By  Sarah Halls

Fri Apr 23 2010

A technique used to gauge emotion in celebrity Tweets could be applied to reveal public health issues, according to researchers from Edinburgh University Business School, Scotland.

A computerised processor was used to examine the word patterns of 13 celebrities including Shaquille O’ Neal, a star basketball player; Russell Brand, a shaggy-haired comic and Snoop Dogg, the rapper. The researchers then analyzed the tweets on the micro-blogging site to “pinpoint the underlying emotions and determine their relative happiness.”

According to the study, O’Neal was the happiest Tweeter while Snoop Dogg was the least happiest Tweeter.

The glamorous lives of celebrities are a far cry from the everyday routine of Scots, but analysts intend to use the technology to explain the links between emotion and serious social issues such as obesity and alcoholism on online networking sites.

Back to school for star football players

If you follow American movies, you’ll know that Jocks are favoured for their brawn and not their brains. However, NFL players are getting the chance to flex their grey matter.
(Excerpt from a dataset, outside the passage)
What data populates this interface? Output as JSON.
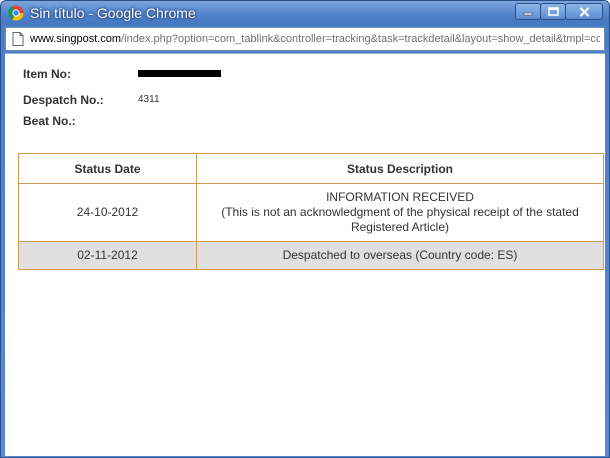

Professors at Harvard Business School (HBS), the NFL and NFL Players Association have teamed up to offer a tailor-made Executive Education program.

Now in its sixth year, more than 35 NFL players from various teams have signed up to the one week course which explores, “unique business opportunities and challenges faced by current and retired NFL players,” says the university. The players will analyze case studies, learn about business operations, negotiation, business plan analysis and attend workshops with the intention of maximizing their entrepreneurial opportunities and business management skills.